The energy hurdle that reactant molecules must overcome before they can react and form the product molecules. activation energy
A substance that is not consumed in a chemical reaction, but speeds up the reaction rate by lowering the activation energy. catalyst
The state of a molecule where it is halfway through the reaction process. It has a higher energy level than both the reactant and the product. activated complex (or transition state)
A substance that produces H⁺ (or H₃O⁺) ions in water. Arrhenius acid
A substance that produces OH⁻ ions in water. Arrhenius base
A hydronium ion. H⁺ (or H₃O⁺)
A hydroxide ion. OH⁻
A substance that can donate an H⁺ ion (a proton). Brønsted-Lowry acid
A substance that can accept an H⁺ ion (a proton). Brønsted-Lowry base
A substance that tastes sour, reacts with metals to produce H₂ gas, and has a pH less than 7. acid
A substance that tastes bitter, is slippery, and has a pH greater than 7. base
A solution with a pH equal to 7. It has equal amounts of hydronium (H₃O⁺) and hydroxide (OH⁻) ions. neutral
The process where acids and bases are mixed and their excess H⁺ and OH⁻ ions react with each other to form H₂O. neutralization
A substance that causes the greenhouse effect in the atmosphere. These include carbon dioxide (CO₂), methane (CH₄), and water vapor (H₂O). greenhouse gas
These include petroleum products (gasoline, diesel, and jet fuel), coal, and natural gas. fossil fuels
When the Earth's warm surface radiates heat or infrared (IR) light out to space, but some greenhouse gases absorb the IR light and reradiate it back towards the Earth. the greenhouse effect
Rising sea levels, decreasing glacier & sea ice, temperature measurements (by thermometer and satellite), huge amounts of CO₂ released by industry and transportation, lab experiments showing the greenhouse effect, and ice core samples. evidence of human-caused climate change
Drive less, carpool, use public transportation, bike, walk; stop deforestation; use more solar, wind, hydroelectric, tidal, geothermal, and nuclear energy sources; use more energy efficient appliances / vehicles, turn it off; reduce, reuse, recycle. solutions to climate change
Increase the temperature, increase the reactant concentration in liquid solutions or gas mixtures, increase the surface area of solid reactants, or use a catalyst. ways to increase reaction rates
The state of matter where the molecules move freely in random directions with large distances between molecules. It expands to fill the entire container that it is in. gas

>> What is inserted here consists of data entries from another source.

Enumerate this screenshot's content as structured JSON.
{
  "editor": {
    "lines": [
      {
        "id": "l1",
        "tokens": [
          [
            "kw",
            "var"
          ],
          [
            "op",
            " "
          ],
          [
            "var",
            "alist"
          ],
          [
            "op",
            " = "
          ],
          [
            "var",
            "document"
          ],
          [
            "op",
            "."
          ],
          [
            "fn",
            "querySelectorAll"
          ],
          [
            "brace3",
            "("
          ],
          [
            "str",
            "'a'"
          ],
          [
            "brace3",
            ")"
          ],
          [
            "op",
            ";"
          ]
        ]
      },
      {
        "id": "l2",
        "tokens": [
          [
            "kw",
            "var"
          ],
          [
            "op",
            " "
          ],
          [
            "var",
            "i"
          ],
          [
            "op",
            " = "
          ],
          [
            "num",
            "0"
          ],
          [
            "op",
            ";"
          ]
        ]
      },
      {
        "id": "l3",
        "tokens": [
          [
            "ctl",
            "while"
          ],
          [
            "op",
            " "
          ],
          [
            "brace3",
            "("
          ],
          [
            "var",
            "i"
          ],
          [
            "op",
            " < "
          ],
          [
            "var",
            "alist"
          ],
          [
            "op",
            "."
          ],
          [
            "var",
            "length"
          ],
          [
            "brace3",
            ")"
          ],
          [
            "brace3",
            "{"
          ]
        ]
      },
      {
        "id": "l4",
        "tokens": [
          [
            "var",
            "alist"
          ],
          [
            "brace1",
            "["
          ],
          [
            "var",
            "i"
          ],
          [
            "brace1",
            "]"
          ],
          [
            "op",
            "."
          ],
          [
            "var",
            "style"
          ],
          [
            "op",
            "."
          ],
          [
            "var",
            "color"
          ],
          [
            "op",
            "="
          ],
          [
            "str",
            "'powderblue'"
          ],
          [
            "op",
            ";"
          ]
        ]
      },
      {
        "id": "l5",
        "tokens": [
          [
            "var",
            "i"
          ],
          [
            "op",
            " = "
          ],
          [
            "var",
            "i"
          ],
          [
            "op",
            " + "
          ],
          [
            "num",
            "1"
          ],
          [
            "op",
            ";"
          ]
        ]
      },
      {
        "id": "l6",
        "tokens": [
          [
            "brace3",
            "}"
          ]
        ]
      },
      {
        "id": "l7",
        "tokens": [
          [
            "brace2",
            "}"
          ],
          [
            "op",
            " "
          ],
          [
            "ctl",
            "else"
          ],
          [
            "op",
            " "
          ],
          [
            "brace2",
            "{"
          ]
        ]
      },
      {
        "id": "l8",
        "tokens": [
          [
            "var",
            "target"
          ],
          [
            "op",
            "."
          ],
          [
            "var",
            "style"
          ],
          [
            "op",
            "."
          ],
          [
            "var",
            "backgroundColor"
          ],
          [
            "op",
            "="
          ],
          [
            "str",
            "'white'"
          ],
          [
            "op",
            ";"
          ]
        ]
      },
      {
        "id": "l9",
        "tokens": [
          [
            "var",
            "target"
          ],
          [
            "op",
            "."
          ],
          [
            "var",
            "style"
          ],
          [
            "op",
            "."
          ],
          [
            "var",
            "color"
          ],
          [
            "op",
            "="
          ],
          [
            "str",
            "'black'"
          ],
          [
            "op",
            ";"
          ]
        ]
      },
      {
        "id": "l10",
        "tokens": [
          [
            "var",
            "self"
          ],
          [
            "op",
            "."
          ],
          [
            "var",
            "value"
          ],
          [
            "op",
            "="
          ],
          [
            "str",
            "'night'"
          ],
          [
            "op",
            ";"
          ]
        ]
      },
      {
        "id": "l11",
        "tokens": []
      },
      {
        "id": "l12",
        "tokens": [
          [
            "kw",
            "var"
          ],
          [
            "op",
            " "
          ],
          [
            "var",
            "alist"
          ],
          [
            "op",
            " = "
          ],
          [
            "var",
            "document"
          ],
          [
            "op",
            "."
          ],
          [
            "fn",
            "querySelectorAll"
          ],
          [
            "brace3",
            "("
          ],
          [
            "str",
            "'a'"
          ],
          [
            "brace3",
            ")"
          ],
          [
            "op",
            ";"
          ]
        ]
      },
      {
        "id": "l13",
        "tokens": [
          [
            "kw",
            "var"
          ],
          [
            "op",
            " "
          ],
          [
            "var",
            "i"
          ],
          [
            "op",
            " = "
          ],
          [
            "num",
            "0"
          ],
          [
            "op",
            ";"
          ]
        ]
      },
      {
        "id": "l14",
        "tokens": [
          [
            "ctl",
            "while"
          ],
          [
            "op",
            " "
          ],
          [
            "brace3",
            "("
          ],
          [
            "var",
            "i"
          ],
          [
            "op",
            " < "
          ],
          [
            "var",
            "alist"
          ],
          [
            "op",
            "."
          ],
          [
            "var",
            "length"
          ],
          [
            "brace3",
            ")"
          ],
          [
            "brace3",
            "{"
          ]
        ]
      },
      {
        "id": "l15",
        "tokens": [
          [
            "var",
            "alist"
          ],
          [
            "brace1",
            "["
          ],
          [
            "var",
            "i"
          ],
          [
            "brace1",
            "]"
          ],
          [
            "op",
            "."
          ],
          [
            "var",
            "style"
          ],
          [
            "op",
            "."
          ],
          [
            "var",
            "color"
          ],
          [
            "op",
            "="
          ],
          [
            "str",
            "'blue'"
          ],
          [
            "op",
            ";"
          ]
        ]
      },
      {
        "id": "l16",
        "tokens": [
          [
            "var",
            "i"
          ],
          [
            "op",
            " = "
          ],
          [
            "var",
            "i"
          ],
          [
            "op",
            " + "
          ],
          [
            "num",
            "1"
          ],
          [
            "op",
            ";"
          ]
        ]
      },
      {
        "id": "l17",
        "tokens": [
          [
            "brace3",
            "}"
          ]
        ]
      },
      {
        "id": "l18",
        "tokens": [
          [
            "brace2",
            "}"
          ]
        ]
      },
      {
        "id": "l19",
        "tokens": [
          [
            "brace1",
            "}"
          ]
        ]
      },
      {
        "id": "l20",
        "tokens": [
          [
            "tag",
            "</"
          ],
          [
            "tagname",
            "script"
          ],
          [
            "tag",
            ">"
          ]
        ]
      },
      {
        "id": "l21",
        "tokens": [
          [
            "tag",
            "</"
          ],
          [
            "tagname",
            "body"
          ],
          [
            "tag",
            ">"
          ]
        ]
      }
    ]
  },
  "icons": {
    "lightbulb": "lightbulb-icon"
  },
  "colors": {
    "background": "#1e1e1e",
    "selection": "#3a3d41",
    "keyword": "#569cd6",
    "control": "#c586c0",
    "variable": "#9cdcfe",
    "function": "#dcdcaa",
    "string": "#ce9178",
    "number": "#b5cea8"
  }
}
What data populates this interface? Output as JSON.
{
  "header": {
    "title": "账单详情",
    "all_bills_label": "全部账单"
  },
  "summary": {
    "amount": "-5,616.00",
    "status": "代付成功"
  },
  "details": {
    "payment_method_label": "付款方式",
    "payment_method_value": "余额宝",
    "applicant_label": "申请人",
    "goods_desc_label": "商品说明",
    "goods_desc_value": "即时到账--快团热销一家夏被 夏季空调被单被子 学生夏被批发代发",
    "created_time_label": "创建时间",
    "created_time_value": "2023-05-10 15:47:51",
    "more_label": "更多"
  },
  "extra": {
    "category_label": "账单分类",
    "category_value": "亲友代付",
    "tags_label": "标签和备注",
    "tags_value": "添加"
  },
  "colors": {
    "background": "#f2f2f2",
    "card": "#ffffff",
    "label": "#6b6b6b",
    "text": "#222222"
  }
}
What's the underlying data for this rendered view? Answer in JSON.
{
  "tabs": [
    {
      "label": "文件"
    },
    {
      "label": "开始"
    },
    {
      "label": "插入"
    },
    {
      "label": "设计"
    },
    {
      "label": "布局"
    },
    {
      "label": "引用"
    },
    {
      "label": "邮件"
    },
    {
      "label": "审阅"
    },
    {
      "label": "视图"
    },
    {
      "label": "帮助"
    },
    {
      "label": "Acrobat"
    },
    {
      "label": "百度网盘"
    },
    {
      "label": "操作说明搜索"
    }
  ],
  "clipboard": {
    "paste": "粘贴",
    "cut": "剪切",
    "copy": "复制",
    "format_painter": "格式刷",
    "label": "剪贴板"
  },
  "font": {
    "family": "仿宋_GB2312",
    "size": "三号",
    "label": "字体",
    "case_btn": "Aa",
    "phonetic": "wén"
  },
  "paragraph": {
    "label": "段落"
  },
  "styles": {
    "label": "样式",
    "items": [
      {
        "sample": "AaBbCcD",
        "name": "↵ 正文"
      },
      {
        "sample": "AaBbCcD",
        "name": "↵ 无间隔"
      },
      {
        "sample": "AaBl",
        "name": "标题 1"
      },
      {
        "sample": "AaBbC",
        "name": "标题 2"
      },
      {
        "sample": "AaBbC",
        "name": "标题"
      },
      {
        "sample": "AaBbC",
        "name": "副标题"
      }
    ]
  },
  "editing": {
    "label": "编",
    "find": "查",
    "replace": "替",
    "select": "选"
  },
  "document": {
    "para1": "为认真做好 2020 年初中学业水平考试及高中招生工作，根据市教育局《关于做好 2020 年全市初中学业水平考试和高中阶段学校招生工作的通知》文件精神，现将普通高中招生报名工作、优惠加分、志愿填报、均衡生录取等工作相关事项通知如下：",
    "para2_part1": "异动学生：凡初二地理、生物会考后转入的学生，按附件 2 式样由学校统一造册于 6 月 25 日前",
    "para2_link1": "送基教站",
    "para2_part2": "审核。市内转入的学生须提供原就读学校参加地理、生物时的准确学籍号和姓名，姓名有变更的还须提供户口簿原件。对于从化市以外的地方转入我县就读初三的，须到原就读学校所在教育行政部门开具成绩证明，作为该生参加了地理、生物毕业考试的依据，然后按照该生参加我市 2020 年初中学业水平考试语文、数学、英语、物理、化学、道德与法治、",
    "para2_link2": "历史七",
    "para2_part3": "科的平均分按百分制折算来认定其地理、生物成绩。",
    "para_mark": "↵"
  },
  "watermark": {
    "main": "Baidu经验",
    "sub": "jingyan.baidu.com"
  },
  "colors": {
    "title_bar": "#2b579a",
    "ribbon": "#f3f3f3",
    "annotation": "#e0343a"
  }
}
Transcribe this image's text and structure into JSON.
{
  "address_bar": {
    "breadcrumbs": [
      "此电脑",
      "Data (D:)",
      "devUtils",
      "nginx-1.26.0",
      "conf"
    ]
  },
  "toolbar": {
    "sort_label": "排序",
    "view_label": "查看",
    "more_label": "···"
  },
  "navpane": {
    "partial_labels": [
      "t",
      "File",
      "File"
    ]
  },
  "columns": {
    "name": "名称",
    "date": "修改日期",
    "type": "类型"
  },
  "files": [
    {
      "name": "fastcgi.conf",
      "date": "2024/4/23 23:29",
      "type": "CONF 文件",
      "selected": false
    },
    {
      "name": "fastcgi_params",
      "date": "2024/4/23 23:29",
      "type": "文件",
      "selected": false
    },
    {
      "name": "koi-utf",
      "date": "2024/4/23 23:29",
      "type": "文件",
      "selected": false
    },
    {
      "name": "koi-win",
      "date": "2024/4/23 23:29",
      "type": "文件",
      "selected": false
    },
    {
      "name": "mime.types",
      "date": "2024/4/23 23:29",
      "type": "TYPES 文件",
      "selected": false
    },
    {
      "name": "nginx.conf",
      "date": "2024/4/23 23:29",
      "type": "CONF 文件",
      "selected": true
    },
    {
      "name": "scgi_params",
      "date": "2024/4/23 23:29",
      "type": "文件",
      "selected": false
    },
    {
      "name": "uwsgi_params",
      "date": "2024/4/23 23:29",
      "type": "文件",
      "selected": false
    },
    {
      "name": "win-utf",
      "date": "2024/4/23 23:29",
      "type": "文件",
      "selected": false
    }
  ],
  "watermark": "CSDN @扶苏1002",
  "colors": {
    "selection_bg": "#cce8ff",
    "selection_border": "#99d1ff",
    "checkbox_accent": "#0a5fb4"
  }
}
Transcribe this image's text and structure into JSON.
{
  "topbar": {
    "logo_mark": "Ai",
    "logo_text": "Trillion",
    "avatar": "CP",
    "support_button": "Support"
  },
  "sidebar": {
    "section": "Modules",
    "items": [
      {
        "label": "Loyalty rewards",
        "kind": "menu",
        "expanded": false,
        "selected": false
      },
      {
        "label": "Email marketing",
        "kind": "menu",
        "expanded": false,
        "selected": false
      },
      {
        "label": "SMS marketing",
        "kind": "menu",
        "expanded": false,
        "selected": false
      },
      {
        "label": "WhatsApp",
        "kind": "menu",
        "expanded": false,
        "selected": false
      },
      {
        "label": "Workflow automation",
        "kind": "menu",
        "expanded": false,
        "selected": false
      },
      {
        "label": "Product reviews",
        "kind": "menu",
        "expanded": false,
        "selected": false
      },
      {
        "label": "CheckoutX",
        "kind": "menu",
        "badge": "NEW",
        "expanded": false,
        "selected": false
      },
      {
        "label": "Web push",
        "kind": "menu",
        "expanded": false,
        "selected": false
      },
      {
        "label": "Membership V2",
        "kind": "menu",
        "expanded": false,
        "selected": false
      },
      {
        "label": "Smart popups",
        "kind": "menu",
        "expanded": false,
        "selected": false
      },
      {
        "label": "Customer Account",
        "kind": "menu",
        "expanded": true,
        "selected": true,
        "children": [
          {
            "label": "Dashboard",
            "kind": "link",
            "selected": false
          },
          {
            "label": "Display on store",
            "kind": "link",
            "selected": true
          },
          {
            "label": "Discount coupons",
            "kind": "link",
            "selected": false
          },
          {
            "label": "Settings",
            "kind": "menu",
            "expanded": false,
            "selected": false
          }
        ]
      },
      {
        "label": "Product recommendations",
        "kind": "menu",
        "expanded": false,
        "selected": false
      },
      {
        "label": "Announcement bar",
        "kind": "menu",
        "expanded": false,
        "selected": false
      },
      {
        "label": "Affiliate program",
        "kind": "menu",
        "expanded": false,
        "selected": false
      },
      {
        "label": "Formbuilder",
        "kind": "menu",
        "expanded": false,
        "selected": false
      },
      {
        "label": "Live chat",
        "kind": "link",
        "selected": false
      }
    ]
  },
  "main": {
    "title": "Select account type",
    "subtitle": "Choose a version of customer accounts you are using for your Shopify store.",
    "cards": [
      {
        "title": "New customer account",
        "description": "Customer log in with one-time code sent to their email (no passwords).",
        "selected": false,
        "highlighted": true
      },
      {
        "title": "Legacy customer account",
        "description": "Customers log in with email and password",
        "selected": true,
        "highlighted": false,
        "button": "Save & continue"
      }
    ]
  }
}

The state of matter where the molecules move freely in random directions with small distances between molecules. It fills the bottom of the container that it is in. liquid
The state of matter where the molecules vibrate in random directions, but the molecules are held in place by each other. solid
The state of matter where the atoms have received so much energy (from high temperature or high voltages) that the atoms have separated into positively charged nuclei and free moving negative electrons. plasma
Created by: john.boren